This panel shows women suffering as they go about their daily chores. In Nepal, women are responsible for carrying food and other supplies for the house on their heads, sometimes over long distances. This puts pressure on the woman’s body and causes prolapse.

This panel shows a newly married woman meeting her in-laws. Upon marriage, young Nepali women surrender their independence as they join a new household.

This panel depicts the many tasks that women do on a daily basis – chopping, carrying water, grinding rice. All of these chores expose women to prolapse before and after pregnancy.





Ram Shakhi Devi Mahato chose to depict a newly-wed woman and her mother-in-law. Women have little control over their lives once they enter their new homes after marriage, often at a very young age.




Pawan Devi Das depicts a number of daily chores in her panel.  In the center, a woman is carrying her baby. At left, another woman guides a donkey.  Manual labor is a major cause of prolapse in Nepal, as women work from dawn to dusk to provide for the household. On the right, a yong woman is courted by her husband-to-be.




In this panel, Sita Devi Ram depicts a young couple getting married to the music of a geethar (Mithili wedding singer). Early marriage is another prime cause of prolapse.




In Bijili Yadav’s panel, a woman grinds rice with a dekhi. This work takes enormous effort and is a major cause of prolapse among pregnant women.




In this panel painted by Aahiliya Thakur, a pregnant woman pumps and hauls water as part of her daily tasks. This takes effort and puts pressure on the women’s abdomen.




Radha Devi Ram painted a woman carrying a heavy load of grass on her head.  The woman is crying out from stomach pain but she must continue her work. Carrying puts pressure on the woman’s uterus.




Ekawari Devi Yadav depicts a pregnant woman with a young baby collecting firewood and carrying it home on her head. Many women return to household chores within days of giving birth.




In her panel, Rekha Devi Yadav painted a woman with prolapse working alone and grinding rice by hand. United Nations studies have found high rates of loneliness and suicide among women of childbearing age in Nepal.




Anju Rai chose to depict a familiar scene in Nepal: child marriage.  Two women grind rice by hand in the forefront as a young girl is married off to her husband in the center.

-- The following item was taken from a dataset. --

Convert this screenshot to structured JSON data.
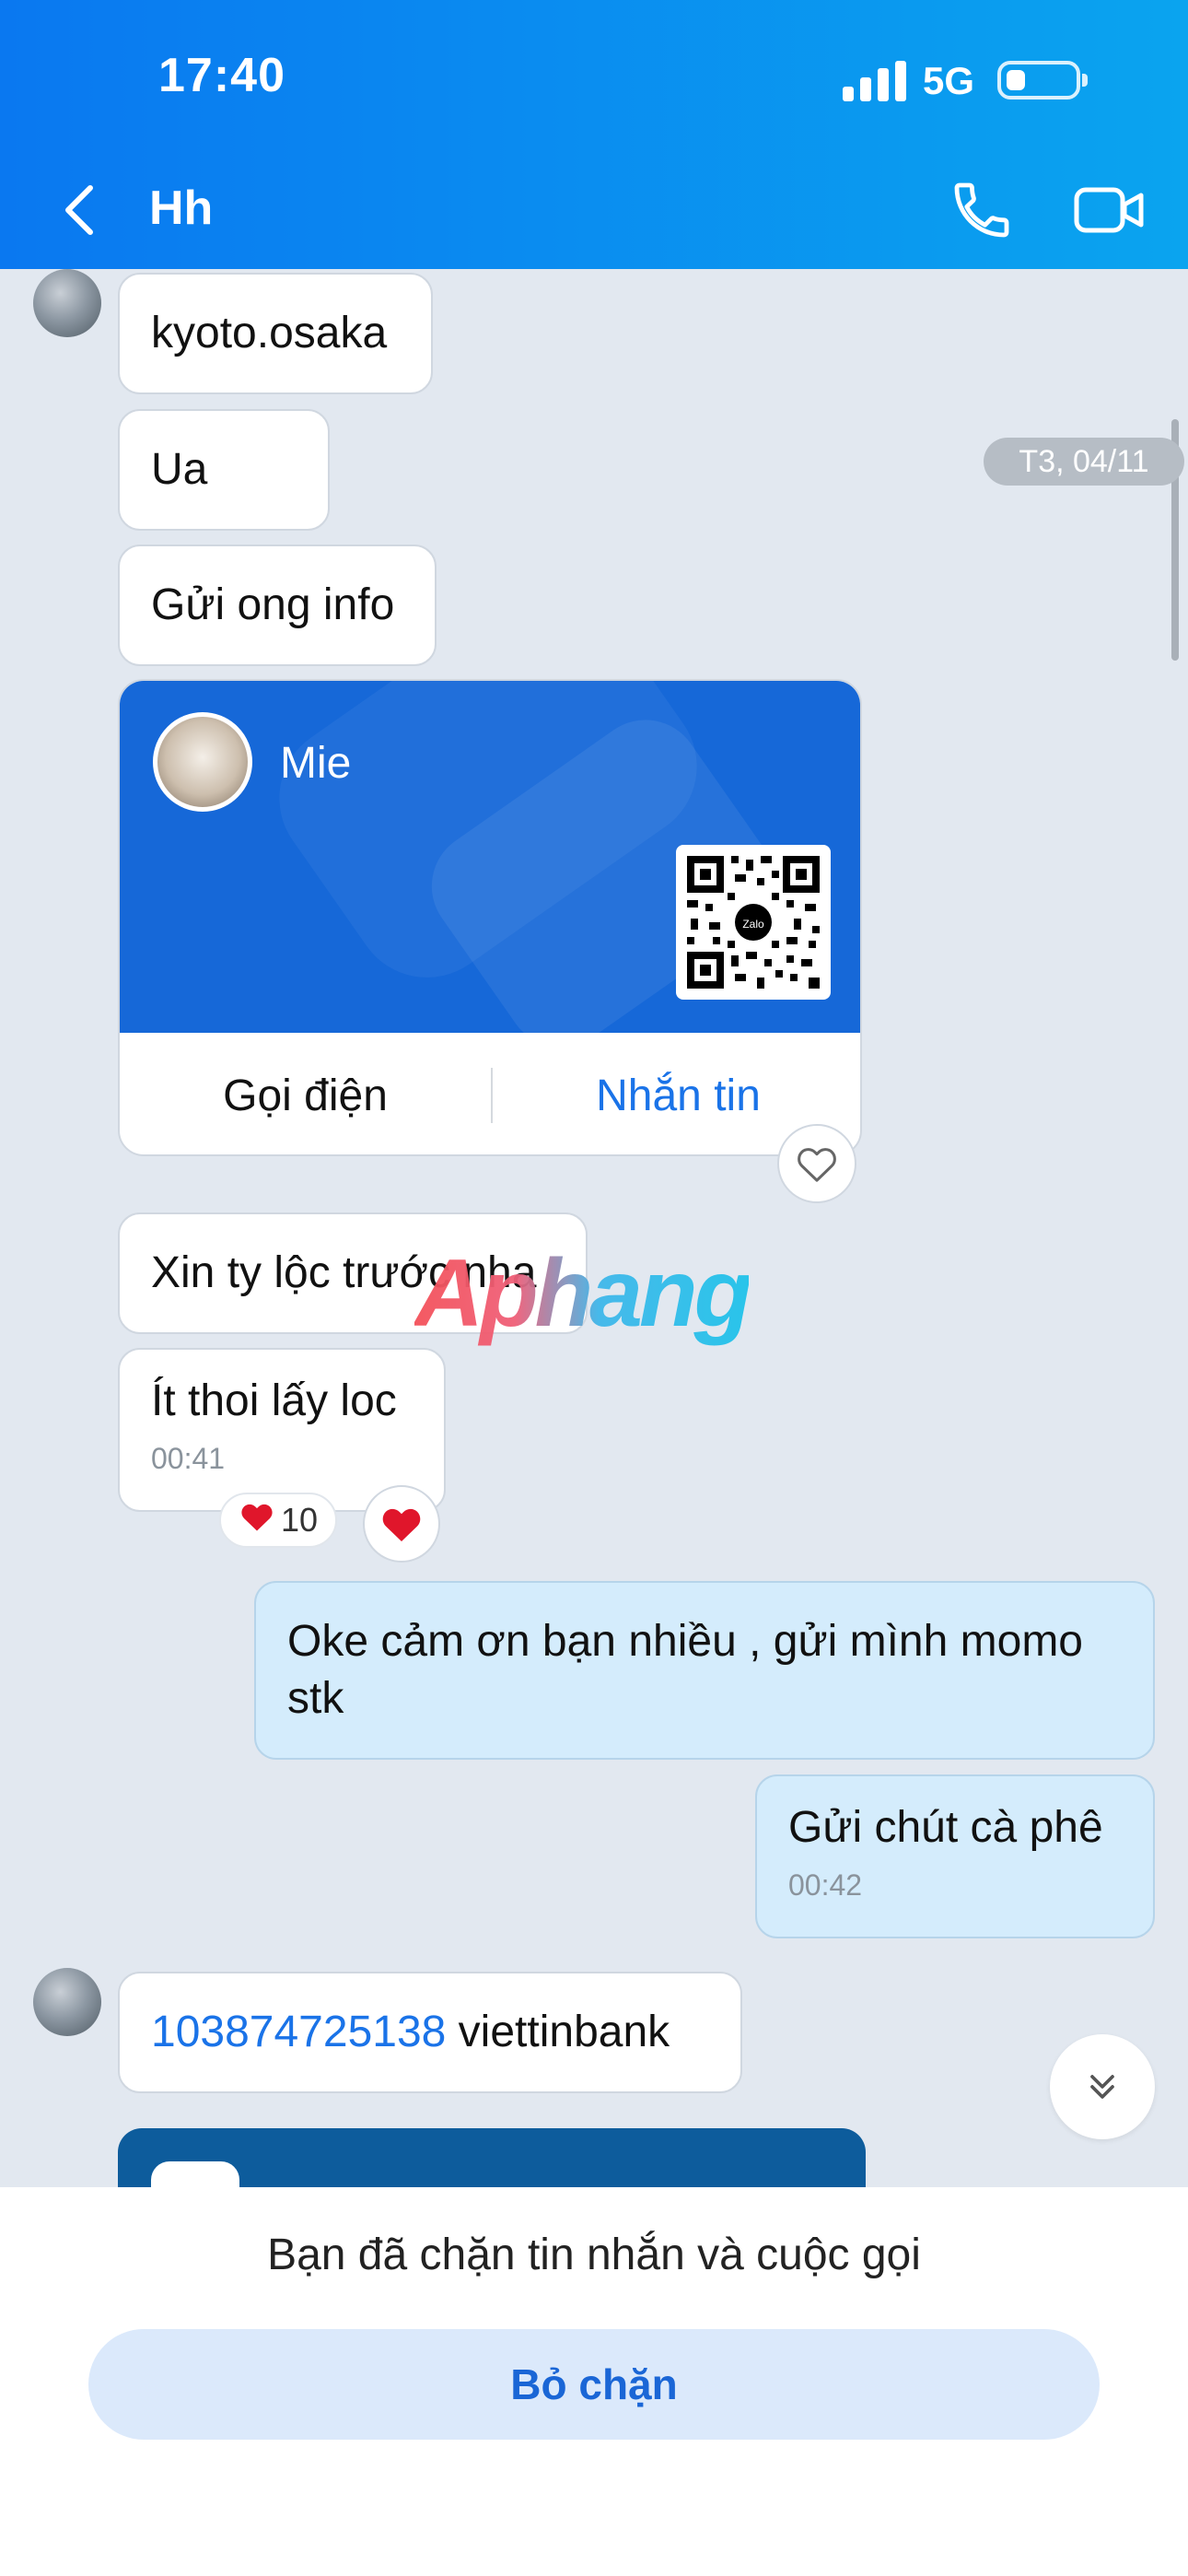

Chandra Kala Devi chose to paint a normal day in the life of a Nepalese woman.  After working, a woman leaves the fields for home, where she serves her husband food while thier two sons play in the field.




Raso Mahara painted a woman carrying goods home from the market on her head. She is pictured with animals of the forest – a parrot, elephant and snake.




In this panel, a man is depicted beating his wife. Domestic violence is a large contributing factor of uterine prolapse, particularly during pregnancy.

In this panel, daily chores are carried out by women and children. At the top right, a woman carries food on her head, while her son grinds rice on a dekhi, a traditional tool used to grind grains.




Phulo Devi Pahwan painted a young girl carrying firewood she has collected from the forest. Her mother and father are forcing her to work. According to the artist “they don’t love her very much.”




In this panel, a young woman is shown pregnant. The minimum legal age for marriage is 18, but some girls marry as young as 10. Early marriage is a prime cause of prolapse because girls find it difficult to support birth.

Household chores pose a threat for women. On the bottom center of this panel, a woman is shown with an extended uterus. Some women live with the condition for years.

This panel depicts household activities which lead to prolapse. The henna tattoo is particularly popular with brides.



These posters can be downloaded and printed. Click on the images below.